**What to do:** Copy every record exactly.

**Extracted data:**
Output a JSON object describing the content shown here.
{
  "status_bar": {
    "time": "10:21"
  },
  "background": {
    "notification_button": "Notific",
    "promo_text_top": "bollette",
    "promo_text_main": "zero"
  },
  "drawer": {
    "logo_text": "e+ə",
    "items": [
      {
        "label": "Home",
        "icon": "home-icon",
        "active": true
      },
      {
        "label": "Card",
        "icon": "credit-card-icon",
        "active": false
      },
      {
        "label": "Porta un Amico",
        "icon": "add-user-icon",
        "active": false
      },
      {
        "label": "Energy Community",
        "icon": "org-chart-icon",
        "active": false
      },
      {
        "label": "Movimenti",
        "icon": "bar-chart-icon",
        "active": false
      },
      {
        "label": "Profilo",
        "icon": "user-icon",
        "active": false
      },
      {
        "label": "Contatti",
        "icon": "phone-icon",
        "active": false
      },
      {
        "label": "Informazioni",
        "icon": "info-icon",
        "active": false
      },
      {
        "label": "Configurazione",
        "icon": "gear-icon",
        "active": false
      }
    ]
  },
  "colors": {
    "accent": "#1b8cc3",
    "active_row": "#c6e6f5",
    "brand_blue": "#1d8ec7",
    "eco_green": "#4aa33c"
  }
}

**Output for this task:**
Output a JSON object describing the content shown here.
{
  "status_bar": {
    "time": "10:21"
  },
  "background": {
    "notification_button": "Notific",
    "promo_text_top": "bollette",
    "promo_text_main": "zero"
  },
  "drawer": {
    "logo_text": "e+ə",
    "items": [
      {
        "label": "Home",
        "icon": "home-icon",
        "active": true
      },
      {
        "label": "Card",
        "icon": "credit-card-icon",
        "active": false
      },
      {
        "label": "Porta un Amico",
        "icon": "add-user-icon",
        "active": false
      },
      {
        "label": "Energy Community",
        "icon": "org-chart-icon",
        "active": false
      },
      {
        "label": "Movimenti",
        "icon": "bar-chart-icon",
        "active": false
      },
      {
        "label": "Profilo",
        "icon": "user-icon",
        "active": false
      },
      {
        "label": "Contatti",
        "icon": "phone-icon",
        "active": false
      },
      {
        "label": "Informazioni",
        "icon": "info-icon",
        "active": false
      },
      {
        "label": "Configurazione",
        "icon": "gear-icon",
        "active": false
      }
    ]
  },
  "colors": {
    "accent": "#1b8cc3",
    "active_row": "#c6e6f5",
    "brand_blue": "#1d8ec7",
    "eco_green": "#4aa33c"
  }
}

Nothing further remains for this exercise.